Rwanda wants BBC reporter charged

BBC BLAMED VICTIMS: President Paul Kagame of Rwanda

BBC BLAMED VICTIMS: President Paul Kagame of Rwanda

The Rwanda commission against genocide ideology (CNLG) wants British Broadcasting Corporation (BBC) and its Reporter, Jane Corbin charged for promoting the Genocide ideology and denial of genocide says CNLG Executive Secretary,Jean Damascene Bizimana.

In 2014, Rwanda banned operations of the BBC kinyarwanda Radio after it produced and published a two part documentary-‘Rwanda’s Untold Story’- which irked the Rwandan government and prompted various protests and a subsequent establishment of an ‘independent’ commission to investigate the ‘motive’ behind.

After a two month investigation, Rwandan investigators, led by Martin Ngoga, Rwanda’s former prosecutor general recommended that BBC operations in Rwanda be halted untill further notice.

Now the anti-genocide ideology commission wants the issue to be handled by the international justice system.

Dr. Bizimana argues that genocide is an internationally recognized crime against humanity and the UK- where BBC and its reporter operate is one of the signatories to this declaration.

Bizimana also says that the documentary was disseminated with use of Information Communication Technology (ICT) and yet the UK ratified laws that prohibit use of information technology to promote genocide and its ideology.

“Using ICT and all sorts of technology to promote genocide ideology is punishable by law. Even if they (BBC) are in Europe, the impact is wider and reaches many people in the world. That is enough reason for this to be a crime in Europe too”. He said.

Last year, the United Kingdom parliament expressed dismay at the British Broadcasting Corporation (BBC) documentary entitled, This World – Rwanda’s untold story aired on BBC2,saying the documentary is a denial of genocide and should be investigated.

The house said in a statement released on November 6, 2014 that:  “this House is dismayed at the BBC’s production of the genocide denial programme entitled, This World – Rwanda’s untold story; recognises the central place the programme now occupies in the activities of genocide denialists.”

The House of Lords went on to urge the BBC to conduct an immediate inquiry into the editorial and managerial decisions which led to the airing of the programme on BBC2 on 1 October 2014.
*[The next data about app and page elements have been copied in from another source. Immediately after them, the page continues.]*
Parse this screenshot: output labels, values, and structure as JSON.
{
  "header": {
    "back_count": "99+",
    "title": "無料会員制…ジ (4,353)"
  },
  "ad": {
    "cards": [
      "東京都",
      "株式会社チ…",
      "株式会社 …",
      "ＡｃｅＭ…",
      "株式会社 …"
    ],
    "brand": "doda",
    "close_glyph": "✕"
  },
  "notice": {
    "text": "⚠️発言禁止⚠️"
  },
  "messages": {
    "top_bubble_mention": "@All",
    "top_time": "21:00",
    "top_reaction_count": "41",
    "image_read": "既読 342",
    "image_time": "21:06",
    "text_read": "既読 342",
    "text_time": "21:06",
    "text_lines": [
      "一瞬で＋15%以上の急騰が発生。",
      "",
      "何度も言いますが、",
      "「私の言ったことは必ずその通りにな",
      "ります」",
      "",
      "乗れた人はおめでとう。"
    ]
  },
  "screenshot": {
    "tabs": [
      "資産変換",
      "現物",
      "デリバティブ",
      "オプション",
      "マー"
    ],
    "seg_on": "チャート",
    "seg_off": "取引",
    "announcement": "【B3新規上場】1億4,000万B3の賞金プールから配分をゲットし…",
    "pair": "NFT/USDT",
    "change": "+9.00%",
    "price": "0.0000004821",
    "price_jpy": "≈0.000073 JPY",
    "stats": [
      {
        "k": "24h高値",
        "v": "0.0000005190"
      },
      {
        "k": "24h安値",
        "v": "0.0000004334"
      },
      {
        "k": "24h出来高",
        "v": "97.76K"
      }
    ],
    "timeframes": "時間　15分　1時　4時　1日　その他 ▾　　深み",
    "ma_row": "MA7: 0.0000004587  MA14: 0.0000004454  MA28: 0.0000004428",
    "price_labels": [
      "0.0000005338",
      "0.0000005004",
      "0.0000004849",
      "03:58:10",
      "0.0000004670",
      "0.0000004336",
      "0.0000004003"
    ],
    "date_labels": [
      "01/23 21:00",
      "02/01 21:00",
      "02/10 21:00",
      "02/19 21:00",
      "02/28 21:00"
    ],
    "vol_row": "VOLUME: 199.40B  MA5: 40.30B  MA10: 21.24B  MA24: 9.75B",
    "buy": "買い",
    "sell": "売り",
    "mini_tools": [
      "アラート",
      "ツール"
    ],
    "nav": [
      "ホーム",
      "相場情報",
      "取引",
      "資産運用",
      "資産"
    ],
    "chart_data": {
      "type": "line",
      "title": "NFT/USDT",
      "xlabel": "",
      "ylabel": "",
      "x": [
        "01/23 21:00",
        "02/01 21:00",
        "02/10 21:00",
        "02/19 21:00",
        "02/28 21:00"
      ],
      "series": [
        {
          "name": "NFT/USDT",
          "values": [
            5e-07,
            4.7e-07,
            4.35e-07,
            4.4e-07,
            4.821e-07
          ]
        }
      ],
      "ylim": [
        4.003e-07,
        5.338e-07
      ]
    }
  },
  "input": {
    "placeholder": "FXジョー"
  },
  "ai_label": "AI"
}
The UK Government however expressed concerns over the banning of BBC operations a move they described as “disappointing”

“We are disappointed by RURA’s decision but we expect due process to be followed,” said the British High Commission in a statement this in May.

BBC’s controversial documentary challenges the Rwandan official account of the 1994 Genocide, and alleges the current Rwandan leader Paul Kagame and his then rebel group Rwandese Patriotic Front/Army (RPF/A) played a significant role in the Genocide by targeting and killing Hutus en mass.
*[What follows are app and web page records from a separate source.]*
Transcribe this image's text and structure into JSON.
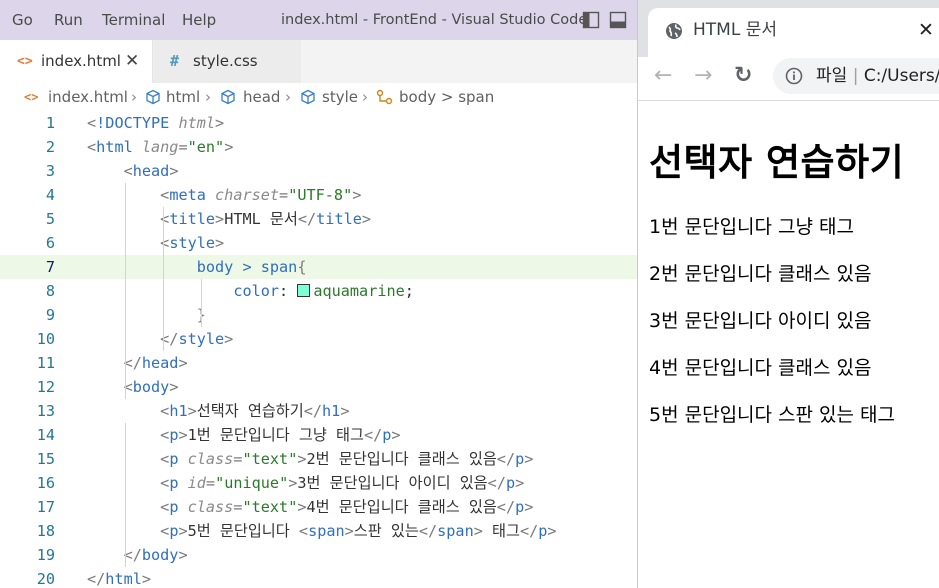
{
  "vscode": {
    "menu": [
      "Go",
      "Run",
      "Terminal",
      "Help"
    ],
    "window_title": "index.html - FrontEnd - Visual Studio Code",
    "tabs": [
      {
        "icon": "<>",
        "label": "index.html",
        "close": "✕"
      },
      {
        "icon": "#",
        "label": "style.css"
      }
    ],
    "breadcrumb": [
      "index.html",
      "html",
      "head",
      "style",
      "body > span"
    ],
    "current_line": 7,
    "lines": [
      [
        [
          "tok-punct",
          "<"
        ],
        [
          "tok-doctype",
          "!DOCTYPE "
        ],
        [
          "tok-attr",
          "html"
        ],
        [
          "tok-punct",
          ">"
        ]
      ],
      [
        [
          "tok-punct",
          "<"
        ],
        [
          "tok-tag",
          "html "
        ],
        [
          "tok-attr",
          "lang"
        ],
        [
          "tok-punct",
          "="
        ],
        [
          "tok-str",
          "\"en\""
        ],
        [
          "tok-punct",
          ">"
        ]
      ],
      [
        [
          "tok-text",
          "    "
        ],
        [
          "tok-punct",
          "<"
        ],
        [
          "tok-tag",
          "head"
        ],
        [
          "tok-punct",
          ">"
        ]
      ],
      [
        [
          "tok-text",
          "        "
        ],
        [
          "tok-punct",
          "<"
        ],
        [
          "tok-tag",
          "meta "
        ],
        [
          "tok-attr",
          "charset"
        ],
        [
          "tok-punct",
          "="
        ],
        [
          "tok-str",
          "\"UTF-8\""
        ],
        [
          "tok-punct",
          ">"
        ]
      ],
      [
        [
          "tok-text",
          "        "
        ],
        [
          "tok-punct",
          "<"
        ],
        [
          "tok-tag",
          "title"
        ],
        [
          "tok-punct",
          ">"
        ],
        [
          "tok-text",
          "HTML 문서"
        ],
        [
          "tok-punct",
          "</"
        ],
        [
          "tok-tag",
          "title"
        ],
        [
          "tok-punct",
          ">"
        ]
      ],
      [
        [
          "tok-text",
          "        "
        ],
        [
          "tok-punct",
          "<"
        ],
        [
          "tok-tag",
          "style"
        ],
        [
          "tok-punct",
          ">"
        ]
      ],
      [
        [
          "tok-text",
          "            "
        ],
        [
          "tok-sel",
          "body > span"
        ],
        [
          "tok-punct",
          "{"
        ]
      ],
      [
        [
          "tok-text",
          "                "
        ],
        [
          "tok-prop",
          "color"
        ],
        [
          "tok-text",
          ": "
        ],
        [
          "swatch",
          ""
        ],
        [
          "tok-val",
          "aquamarine"
        ],
        [
          "tok-text",
          ";"
        ]
      ],
      [
        [
          "tok-text",
          "            "
        ],
        [
          "tok-punct",
          "}"
        ]
      ],
      [
        [
          "tok-text",
          "        "
        ],
        [
          "tok-punct",
          "</"
        ],
        [
          "tok-tag",
          "style"
        ],
        [
          "tok-punct",
          ">"
        ]
      ],
      [
        [
          "tok-text",
          "    "
        ],
        [
          "tok-punct",
          "</"
        ],
        [
          "tok-tag",
          "head"
        ],
        [
          "tok-punct",
          ">"
        ]
      ],
      [
        [
          "tok-text",
          "    "
        ],
        [
          "tok-punct",
          "<"
        ],
        [
          "tok-tag",
          "body"
        ],
        [
          "tok-punct",
          ">"
        ]
      ],
      [
        [
          "tok-text",
          "        "
        ],
        [
          "tok-punct",
          "<"
        ],
        [
          "tok-tag",
          "h1"
        ],
        [
          "tok-punct",
          ">"
        ],
        [
          "tok-text",
          "선택자 연습하기"
        ],
        [
          "tok-punct",
          "</"
        ],
        [
          "tok-tag",
          "h1"
        ],
        [
          "tok-punct",
          ">"
        ]
      ],
      [
        [
          "tok-text",
          "        "
        ],
        [
          "tok-punct",
          "<"
        ],
        [
          "tok-tag",
          "p"
        ],
        [
          "tok-punct",
          ">"
        ],
        [
          "tok-text",
          "1번 문단입니다 그냥 태그"
        ],
        [
          "tok-punct",
          "</"
        ],
        [
          "tok-tag",
          "p"
        ],
        [
          "tok-punct",
          ">"
        ]
      ],
      [
        [
          "tok-text",
          "        "
        ],
        [
          "tok-punct",
          "<"
        ],
        [
          "tok-tag",
          "p "
        ],
        [
          "tok-attr",
          "class"
        ],
        [
          "tok-punct",
          "="
        ],
        [
          "tok-str",
          "\"text\""
        ],
        [
          "tok-punct",
          ">"
        ],
        [
          "tok-text",
          "2번 문단입니다 클래스 있음"
        ],
        [
          "tok-punct",
          "</"
        ],
        [
          "tok-tag",
          "p"
        ],
        [
          "tok-punct",
          ">"
        ]
      ],
      [
        [
          "tok-text",
          "        "
        ],
        [
          "tok-punct",
          "<"
        ],
        [
          "tok-tag",
          "p "
        ],
        [
          "tok-attr",
          "id"
        ],
        [
          "tok-punct",
          "="
        ],
        [
          "tok-str",
          "\"unique\""
        ],
        [
          "tok-punct",
          ">"
        ],
        [
          "tok-text",
          "3번 문단입니다 아이디 있음"
        ],
        [
          "tok-punct",
          "</"
        ],
        [
          "tok-tag",
          "p"
        ],
        [
          "tok-punct",
          ">"
        ]
      ],
      [
        [
          "tok-text",
          "        "
        ],
        [
          "tok-punct",
          "<"
        ],
        [
          "tok-tag",
          "p "
        ],
        [
          "tok-attr",
          "class"
        ],
        [
          "tok-punct",
          "="
        ],
        [
          "tok-str",
          "\"text\""
        ],
        [
          "tok-punct",
          ">"
        ],
        [
          "tok-text",
          "4번 문단입니다 클래스 있음"
        ],
        [
          "tok-punct",
          "</"
        ],
        [
          "tok-tag",
          "p"
        ],
        [
          "tok-punct",
          ">"
        ]
      ],
      [
        [
          "tok-text",
          "        "
        ],
        [
          "tok-punct",
          "<"
        ],
        [
          "tok-tag",
          "p"
        ],
        [
          "tok-punct",
          ">"
        ],
        [
          "tok-text",
          "5번 문단입니다 "
        ],
        [
          "tok-punct",
          "<"
        ],
        [
          "tok-tag",
          "span"
        ],
        [
          "tok-punct",
          ">"
        ],
        [
          "tok-text",
          "스판 있는"
        ],
        [
          "tok-punct",
          "</"
        ],
        [
          "tok-tag",
          "span"
        ],
        [
          "tok-punct",
          ">"
        ],
        [
          "tok-text",
          " 태그"
        ],
        [
          "tok-punct",
          "</"
        ],
        [
          "tok-tag",
          "p"
        ],
        [
          "tok-punct",
          ">"
        ]
      ],
      [
        [
          "tok-text",
          "    "
        ],
        [
          "tok-punct",
          "</"
        ],
        [
          "tok-tag",
          "body"
        ],
        [
          "tok-punct",
          ">"
        ]
      ],
      [
        [
          "tok-punct",
          "</"
        ],
        [
          "tok-tag",
          "html"
        ],
        [
          "tok-punct",
          ">"
        ]
      ]
    ]
  },
  "browser": {
    "tab_title": "HTML 문서",
    "tab_close": "✕",
    "nav": {
      "back": "←",
      "forward": "→",
      "reload": "↻"
    },
    "address_label": "파일",
    "address_sep": "|",
    "address_path": "C:/Users/",
    "page": {
      "h1": "선택자 연습하기",
      "paragraphs": [
        "1번 문단입니다 그냥 태그",
        "2번 문단입니다 클래스 있음",
        "3번 문단입니다 아이디 있음",
        "4번 문단입니다 클래스 있음",
        "5번 문단입니다 스판 있는 태그"
      ]
    }
  },
  "colors": {
    "titlebar": "#ddd6ea",
    "current_line": "#eef8e6",
    "line_number": "#237893",
    "swatch_aquamarine": "#7fffd4",
    "html_icon": "#e37933",
    "css_icon": "#519aba"
  }
}
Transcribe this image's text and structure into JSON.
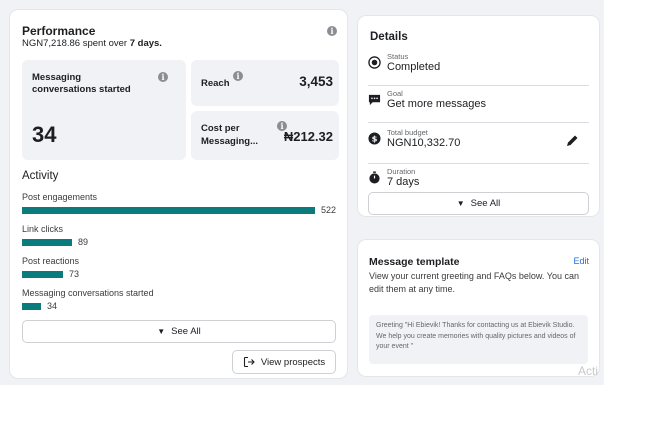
{
  "performance": {
    "title": "Performance",
    "spent_amount": "NGN7,218.86",
    "spent_text": " spent over ",
    "spent_period": "7 days.",
    "messaging_label": "Messaging conversations started",
    "messaging_value": "34",
    "reach_label": "Reach",
    "reach_value": "3,453",
    "cost_label_1": "Cost per",
    "cost_label_2": "Messaging...",
    "cost_value": "₦212.32"
  },
  "activity": {
    "title": "Activity",
    "items": [
      {
        "label": "Post engagements",
        "value": "522",
        "fraction": 1.0
      },
      {
        "label": "Link clicks",
        "value": "89",
        "fraction": 0.17
      },
      {
        "label": "Post reactions",
        "value": "73",
        "fraction": 0.14
      },
      {
        "label": "Messaging conversations started",
        "value": "34",
        "fraction": 0.065
      }
    ],
    "see_all": "See All",
    "view_prospects": "View prospects"
  },
  "details": {
    "title": "Details",
    "rows": [
      {
        "small": "Status",
        "value": "Completed",
        "icon": "radio-icon"
      },
      {
        "small": "Goal",
        "value": "Get more messages",
        "icon": "chat-icon"
      },
      {
        "small": "Total budget",
        "value": "NGN10,332.70",
        "icon": "dollar-icon"
      },
      {
        "small": "Duration",
        "value": "7 days",
        "icon": "stopwatch-icon"
      }
    ],
    "see_all": "See All"
  },
  "message_template": {
    "title": "Message template",
    "edit": "Edit",
    "description": "View your current greeting and FAQs below. You can edit them at any time.",
    "greeting": "Greeting \"Hi Ebievik! Thanks for contacting us at Ebievik Studio. We help you create memories with quality pictures and videos of your event \""
  },
  "watermark": "Acti",
  "colors": {
    "bar": "#0b7b7e",
    "link": "#216fdb",
    "panel_bg": "#f0f2f5"
  }
}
During the 21st Commemoration of the Genocide in April, President Kagame lambasted the London-based broadcaster for its “Rwanda’s Untold Story” documentary that “blamed the victims of the Genocide for their own killing.”